Task description: Once you reach the line containing "Output a JSON", write out that line and every remaining line of the records exactly.

[Start of section]

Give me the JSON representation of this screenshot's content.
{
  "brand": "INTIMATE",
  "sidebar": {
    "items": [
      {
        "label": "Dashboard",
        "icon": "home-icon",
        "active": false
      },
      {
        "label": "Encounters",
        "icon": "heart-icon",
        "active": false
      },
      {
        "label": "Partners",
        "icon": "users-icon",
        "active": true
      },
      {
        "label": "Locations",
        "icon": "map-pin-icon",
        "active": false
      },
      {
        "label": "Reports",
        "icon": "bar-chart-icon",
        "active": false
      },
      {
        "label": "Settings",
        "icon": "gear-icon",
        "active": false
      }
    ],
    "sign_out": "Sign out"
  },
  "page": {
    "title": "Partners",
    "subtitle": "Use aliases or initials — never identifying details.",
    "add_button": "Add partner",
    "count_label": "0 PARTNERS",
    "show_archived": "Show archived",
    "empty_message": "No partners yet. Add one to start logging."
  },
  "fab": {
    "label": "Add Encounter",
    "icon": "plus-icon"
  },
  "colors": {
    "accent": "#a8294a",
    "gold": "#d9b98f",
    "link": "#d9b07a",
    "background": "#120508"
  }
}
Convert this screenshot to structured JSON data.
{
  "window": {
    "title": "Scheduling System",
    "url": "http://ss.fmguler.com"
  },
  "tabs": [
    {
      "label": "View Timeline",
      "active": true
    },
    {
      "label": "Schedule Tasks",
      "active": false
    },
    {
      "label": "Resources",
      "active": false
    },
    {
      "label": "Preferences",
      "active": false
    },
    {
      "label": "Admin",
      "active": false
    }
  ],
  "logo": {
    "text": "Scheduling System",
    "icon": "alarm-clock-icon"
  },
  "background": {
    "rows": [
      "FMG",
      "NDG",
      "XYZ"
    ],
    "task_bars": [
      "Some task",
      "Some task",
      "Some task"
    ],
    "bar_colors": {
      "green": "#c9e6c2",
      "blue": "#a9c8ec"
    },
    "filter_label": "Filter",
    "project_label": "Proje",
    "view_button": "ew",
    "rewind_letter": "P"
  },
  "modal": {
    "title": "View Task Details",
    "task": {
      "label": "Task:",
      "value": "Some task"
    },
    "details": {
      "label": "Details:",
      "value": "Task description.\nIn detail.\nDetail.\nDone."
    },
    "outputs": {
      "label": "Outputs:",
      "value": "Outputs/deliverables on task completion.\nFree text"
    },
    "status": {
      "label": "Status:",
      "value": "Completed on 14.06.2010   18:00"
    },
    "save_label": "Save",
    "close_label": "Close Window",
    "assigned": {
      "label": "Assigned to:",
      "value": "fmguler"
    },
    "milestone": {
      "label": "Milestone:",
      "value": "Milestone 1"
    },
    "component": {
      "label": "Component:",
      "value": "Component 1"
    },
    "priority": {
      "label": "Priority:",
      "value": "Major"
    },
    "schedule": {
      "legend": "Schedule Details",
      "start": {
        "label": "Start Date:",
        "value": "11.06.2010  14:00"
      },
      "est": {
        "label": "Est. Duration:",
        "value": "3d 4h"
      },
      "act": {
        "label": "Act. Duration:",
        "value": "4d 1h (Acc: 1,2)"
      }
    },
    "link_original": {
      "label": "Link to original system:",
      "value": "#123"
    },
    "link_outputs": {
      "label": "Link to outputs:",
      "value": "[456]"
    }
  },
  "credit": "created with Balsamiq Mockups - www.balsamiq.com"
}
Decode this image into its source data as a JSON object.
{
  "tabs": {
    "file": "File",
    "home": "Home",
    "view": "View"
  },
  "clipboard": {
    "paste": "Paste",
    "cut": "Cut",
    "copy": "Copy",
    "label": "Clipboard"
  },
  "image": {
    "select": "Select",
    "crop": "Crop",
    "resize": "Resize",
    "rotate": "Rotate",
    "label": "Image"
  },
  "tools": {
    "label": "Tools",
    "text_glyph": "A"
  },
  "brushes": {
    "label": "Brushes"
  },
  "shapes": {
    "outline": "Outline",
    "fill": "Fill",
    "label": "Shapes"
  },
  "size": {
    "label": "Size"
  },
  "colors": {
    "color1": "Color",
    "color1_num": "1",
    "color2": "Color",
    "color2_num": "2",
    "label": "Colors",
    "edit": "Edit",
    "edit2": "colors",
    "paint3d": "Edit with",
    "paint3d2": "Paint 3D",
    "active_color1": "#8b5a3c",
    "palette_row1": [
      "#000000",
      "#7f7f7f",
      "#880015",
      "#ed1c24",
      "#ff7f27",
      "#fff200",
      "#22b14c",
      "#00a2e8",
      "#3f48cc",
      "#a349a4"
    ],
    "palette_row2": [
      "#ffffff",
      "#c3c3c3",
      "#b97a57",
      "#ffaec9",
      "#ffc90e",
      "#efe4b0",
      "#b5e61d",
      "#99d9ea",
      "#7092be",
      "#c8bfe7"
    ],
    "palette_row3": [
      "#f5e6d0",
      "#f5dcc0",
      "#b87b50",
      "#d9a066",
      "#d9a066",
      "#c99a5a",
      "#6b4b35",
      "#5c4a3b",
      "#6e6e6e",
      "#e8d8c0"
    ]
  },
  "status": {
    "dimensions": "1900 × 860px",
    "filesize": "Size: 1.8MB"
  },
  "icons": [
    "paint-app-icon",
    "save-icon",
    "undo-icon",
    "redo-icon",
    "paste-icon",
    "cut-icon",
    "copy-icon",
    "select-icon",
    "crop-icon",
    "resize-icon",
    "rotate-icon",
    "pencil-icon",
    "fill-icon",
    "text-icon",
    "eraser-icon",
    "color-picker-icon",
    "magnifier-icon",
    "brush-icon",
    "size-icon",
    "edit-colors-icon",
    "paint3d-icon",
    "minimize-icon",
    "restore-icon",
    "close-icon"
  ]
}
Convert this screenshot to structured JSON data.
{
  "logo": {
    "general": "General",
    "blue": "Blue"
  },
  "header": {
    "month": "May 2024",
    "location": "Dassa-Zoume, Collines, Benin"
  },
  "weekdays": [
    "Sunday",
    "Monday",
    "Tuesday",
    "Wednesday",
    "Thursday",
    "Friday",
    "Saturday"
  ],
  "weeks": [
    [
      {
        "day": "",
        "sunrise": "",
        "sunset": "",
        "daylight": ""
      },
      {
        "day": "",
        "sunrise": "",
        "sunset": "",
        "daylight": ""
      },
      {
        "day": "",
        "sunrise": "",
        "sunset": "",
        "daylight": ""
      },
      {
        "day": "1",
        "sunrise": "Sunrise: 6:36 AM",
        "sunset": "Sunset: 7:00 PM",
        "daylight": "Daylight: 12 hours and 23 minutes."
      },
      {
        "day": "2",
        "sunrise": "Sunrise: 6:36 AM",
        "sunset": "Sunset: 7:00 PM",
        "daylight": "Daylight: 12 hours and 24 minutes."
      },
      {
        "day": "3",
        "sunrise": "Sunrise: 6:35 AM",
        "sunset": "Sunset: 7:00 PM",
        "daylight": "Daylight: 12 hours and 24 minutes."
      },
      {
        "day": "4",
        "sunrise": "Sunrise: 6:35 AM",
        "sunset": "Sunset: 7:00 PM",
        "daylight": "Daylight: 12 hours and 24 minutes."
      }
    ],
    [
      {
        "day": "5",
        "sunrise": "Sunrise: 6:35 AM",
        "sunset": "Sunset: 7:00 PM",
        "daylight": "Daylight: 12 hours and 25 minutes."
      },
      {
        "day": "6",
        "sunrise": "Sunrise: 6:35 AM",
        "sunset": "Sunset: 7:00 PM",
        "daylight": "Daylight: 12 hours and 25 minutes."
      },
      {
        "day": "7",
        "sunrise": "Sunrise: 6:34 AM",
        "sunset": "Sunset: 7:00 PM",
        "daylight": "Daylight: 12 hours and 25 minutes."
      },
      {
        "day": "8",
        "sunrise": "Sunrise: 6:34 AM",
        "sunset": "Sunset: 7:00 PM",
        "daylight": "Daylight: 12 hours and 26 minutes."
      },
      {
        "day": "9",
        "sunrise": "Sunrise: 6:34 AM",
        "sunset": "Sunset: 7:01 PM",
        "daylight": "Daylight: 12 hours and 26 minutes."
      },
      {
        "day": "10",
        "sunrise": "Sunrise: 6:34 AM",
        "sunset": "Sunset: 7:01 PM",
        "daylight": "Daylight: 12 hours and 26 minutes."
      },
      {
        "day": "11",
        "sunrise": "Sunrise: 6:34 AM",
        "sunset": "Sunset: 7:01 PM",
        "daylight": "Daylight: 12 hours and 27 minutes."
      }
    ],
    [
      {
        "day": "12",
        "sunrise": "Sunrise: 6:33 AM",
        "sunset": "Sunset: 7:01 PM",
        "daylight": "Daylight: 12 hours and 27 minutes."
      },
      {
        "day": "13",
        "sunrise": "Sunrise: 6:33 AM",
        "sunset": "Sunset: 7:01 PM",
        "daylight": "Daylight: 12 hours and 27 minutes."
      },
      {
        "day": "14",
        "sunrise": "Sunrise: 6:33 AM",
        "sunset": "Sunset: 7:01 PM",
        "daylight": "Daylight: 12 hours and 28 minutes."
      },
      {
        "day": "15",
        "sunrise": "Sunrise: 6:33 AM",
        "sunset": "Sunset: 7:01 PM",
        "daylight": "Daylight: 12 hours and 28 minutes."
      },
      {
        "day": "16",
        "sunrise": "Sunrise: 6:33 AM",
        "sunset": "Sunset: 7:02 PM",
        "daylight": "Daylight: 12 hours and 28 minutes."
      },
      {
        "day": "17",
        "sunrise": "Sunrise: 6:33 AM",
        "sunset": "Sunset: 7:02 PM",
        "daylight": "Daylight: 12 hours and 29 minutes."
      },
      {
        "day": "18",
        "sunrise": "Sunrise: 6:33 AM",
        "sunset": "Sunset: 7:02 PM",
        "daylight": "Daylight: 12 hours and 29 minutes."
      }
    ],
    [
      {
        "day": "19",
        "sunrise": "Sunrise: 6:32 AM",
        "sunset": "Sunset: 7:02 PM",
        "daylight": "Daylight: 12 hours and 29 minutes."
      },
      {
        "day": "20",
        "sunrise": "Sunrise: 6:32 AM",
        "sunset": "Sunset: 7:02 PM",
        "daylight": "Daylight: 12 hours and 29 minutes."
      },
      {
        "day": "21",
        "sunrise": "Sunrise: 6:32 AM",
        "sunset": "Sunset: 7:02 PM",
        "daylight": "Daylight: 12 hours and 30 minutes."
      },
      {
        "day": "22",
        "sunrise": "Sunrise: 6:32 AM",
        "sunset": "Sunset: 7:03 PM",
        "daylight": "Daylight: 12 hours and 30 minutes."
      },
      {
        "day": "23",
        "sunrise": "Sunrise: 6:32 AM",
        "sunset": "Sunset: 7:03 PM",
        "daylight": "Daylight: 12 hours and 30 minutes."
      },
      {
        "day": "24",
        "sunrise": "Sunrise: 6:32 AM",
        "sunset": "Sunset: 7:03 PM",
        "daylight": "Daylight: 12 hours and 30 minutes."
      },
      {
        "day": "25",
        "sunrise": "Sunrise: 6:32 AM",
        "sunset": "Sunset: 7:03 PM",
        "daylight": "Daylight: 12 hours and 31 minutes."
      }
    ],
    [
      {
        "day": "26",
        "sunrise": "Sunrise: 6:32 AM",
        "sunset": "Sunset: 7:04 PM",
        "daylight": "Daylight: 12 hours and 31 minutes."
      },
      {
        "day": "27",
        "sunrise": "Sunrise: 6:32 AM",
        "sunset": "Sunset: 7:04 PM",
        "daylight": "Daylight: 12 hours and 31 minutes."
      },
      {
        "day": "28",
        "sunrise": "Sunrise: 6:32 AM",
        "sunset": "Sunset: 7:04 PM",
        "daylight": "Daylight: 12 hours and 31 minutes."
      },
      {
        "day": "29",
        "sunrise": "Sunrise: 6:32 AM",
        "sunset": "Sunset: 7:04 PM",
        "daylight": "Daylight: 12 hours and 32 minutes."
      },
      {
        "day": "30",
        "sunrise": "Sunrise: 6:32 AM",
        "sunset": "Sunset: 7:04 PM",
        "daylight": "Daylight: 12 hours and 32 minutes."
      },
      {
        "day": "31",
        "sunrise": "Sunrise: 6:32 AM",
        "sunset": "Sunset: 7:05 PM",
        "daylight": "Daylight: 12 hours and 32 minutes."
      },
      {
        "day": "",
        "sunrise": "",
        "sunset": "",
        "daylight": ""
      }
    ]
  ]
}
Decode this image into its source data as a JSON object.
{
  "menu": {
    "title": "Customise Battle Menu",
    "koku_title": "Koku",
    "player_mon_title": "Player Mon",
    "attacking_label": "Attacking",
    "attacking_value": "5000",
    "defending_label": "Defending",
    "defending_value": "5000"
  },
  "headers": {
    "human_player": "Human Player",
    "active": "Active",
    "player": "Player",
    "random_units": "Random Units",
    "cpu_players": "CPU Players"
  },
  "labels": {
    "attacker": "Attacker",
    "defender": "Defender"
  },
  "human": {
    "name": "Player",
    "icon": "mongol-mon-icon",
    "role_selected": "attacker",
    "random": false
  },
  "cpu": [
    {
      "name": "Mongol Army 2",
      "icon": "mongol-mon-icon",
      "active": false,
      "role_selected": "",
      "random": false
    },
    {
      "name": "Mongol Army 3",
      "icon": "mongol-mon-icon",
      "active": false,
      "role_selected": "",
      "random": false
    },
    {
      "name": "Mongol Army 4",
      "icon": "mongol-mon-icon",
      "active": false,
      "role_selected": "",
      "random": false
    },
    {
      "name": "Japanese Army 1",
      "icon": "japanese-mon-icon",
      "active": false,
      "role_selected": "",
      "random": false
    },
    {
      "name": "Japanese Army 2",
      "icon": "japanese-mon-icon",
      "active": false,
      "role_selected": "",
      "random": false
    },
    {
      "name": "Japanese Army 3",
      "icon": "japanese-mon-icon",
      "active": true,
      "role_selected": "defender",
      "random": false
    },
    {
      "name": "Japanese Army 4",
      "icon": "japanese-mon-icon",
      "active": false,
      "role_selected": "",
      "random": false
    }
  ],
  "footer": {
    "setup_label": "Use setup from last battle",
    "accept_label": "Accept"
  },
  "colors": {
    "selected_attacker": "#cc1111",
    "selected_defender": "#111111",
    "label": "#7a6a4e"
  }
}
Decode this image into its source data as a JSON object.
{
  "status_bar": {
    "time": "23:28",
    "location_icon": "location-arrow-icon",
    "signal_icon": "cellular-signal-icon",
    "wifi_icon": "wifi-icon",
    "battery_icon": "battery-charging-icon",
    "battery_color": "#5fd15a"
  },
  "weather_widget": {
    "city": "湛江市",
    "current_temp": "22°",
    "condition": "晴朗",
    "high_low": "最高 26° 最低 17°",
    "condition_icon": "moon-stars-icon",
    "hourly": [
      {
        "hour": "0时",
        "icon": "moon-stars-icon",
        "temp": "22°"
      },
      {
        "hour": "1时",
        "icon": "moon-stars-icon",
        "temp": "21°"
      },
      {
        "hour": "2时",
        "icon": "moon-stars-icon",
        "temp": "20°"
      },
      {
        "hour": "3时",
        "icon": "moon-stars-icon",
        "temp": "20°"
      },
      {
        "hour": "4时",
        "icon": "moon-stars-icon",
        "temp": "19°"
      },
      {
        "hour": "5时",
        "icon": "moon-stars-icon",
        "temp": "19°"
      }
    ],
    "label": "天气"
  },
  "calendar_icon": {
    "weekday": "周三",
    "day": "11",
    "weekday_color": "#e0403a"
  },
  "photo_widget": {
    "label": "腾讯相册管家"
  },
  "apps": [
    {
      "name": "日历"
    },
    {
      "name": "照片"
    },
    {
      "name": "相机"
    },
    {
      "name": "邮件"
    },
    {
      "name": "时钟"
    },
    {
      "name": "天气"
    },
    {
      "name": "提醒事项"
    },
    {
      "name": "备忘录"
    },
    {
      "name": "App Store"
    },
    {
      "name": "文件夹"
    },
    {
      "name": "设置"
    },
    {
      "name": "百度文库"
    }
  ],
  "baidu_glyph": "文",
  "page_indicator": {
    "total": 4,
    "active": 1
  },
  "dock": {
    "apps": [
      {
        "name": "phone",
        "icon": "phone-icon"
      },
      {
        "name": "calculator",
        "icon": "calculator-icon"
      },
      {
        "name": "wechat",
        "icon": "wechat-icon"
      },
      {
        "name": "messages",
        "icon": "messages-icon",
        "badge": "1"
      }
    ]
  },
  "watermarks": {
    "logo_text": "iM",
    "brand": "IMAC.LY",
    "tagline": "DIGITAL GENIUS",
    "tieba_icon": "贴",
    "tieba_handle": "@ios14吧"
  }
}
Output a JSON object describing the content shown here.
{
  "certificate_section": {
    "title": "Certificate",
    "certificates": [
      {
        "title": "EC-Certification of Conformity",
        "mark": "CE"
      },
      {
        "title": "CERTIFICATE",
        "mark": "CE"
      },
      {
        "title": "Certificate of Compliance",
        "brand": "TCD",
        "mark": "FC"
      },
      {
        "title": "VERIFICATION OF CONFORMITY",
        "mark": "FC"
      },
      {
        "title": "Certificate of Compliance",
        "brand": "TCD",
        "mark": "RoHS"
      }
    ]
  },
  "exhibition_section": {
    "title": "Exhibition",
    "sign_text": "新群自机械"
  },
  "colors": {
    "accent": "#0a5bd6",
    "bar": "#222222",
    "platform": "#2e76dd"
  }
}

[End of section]

Solution for this exercise:
Output a JSON object describing the content shown here.
{
  "certificate_section": {
    "title": "Certificate",
    "certificates": [
      {
        "title": "EC-Certification of Conformity",
        "mark": "CE"
      },
      {
        "title": "CERTIFICATE",
        "mark": "CE"
      },
      {
        "title": "Certificate of Compliance",
        "brand": "TCD",
        "mark": "FC"
      },
      {
        "title": "VERIFICATION OF CONFORMITY",
        "mark": "FC"
      },
      {
        "title": "Certificate of Compliance",
        "brand": "TCD",
        "mark": "RoHS"
      }
    ]
  },
  "exhibition_section": {
    "title": "Exhibition",
    "sign_text": "新群自机械"
  },
  "colors": {
    "accent": "#0a5bd6",
    "bar": "#222222",
    "platform": "#2e76dd"
  }
}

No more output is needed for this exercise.